Exercise directions:
Reproduce the listing below in its entirety. Change nothing.

+-------+

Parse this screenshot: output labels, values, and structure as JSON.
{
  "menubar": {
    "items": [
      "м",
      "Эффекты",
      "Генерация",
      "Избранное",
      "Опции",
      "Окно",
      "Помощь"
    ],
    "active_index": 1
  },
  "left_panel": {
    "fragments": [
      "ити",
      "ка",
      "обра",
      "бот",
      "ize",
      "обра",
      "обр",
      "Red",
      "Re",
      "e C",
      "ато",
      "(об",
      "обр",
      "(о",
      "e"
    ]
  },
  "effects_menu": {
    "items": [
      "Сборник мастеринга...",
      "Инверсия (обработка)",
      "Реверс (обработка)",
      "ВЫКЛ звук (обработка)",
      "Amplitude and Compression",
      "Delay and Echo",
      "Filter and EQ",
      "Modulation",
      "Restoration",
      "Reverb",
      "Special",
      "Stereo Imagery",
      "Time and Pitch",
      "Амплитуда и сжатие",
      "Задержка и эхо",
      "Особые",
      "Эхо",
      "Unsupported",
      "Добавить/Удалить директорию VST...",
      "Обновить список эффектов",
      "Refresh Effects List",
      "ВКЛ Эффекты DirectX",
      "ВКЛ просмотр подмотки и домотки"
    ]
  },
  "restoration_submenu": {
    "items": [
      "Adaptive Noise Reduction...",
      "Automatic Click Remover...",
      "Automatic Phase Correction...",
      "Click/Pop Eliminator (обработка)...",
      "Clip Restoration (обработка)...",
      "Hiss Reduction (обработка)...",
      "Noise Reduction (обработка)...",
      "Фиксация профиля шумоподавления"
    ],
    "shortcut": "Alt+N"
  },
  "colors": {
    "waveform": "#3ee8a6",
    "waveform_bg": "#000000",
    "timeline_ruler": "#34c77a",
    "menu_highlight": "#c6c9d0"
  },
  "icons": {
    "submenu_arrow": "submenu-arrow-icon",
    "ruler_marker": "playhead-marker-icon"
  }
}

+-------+

Task solution:
Parse this screenshot: output labels, values, and structure as JSON.
{
  "menubar": {
    "items": [
      "м",
      "Эффекты",
      "Генерация",
      "Избранное",
      "Опции",
      "Окно",
      "Помощь"
    ],
    "active_index": 1
  },
  "left_panel": {
    "fragments": [
      "ити",
      "ка",
      "обра",
      "бот",
      "ize",
      "обра",
      "обр",
      "Red",
      "Re",
      "e C",
      "ато",
      "(об",
      "обр",
      "(о",
      "e"
    ]
  },
  "effects_menu": {
    "items": [
      "Сборник мастеринга...",
      "Инверсия (обработка)",
      "Реверс (обработка)",
      "ВЫКЛ звук (обработка)",
      "Amplitude and Compression",
      "Delay and Echo",
      "Filter and EQ",
      "Modulation",
      "Restoration",
      "Reverb",
      "Special",
      "Stereo Imagery",
      "Time and Pitch",
      "Амплитуда и сжатие",
      "Задержка и эхо",
      "Особые",
      "Эхо",
      "Unsupported",
      "Добавить/Удалить директорию VST...",
      "Обновить список эффектов",
      "Refresh Effects List",
      "ВКЛ Эффекты DirectX",
      "ВКЛ просмотр подмотки и домотки"
    ]
  },
  "restoration_submenu": {
    "items": [
      "Adaptive Noise Reduction...",
      "Automatic Click Remover...",
      "Automatic Phase Correction...",
      "Click/Pop Eliminator (обработка)...",
      "Clip Restoration (обработка)...",
      "Hiss Reduction (обработка)...",
      "Noise Reduction (обработка)...",
      "Фиксация профиля шумоподавления"
    ],
    "shortcut": "Alt+N"
  },
  "colors": {
    "waveform": "#3ee8a6",
    "waveform_bg": "#000000",
    "timeline_ruler": "#34c77a",
    "menu_highlight": "#c6c9d0"
  },
  "icons": {
    "submenu_arrow": "submenu-arrow-icon",
    "ruler_marker": "playhead-marker-icon"
  }
}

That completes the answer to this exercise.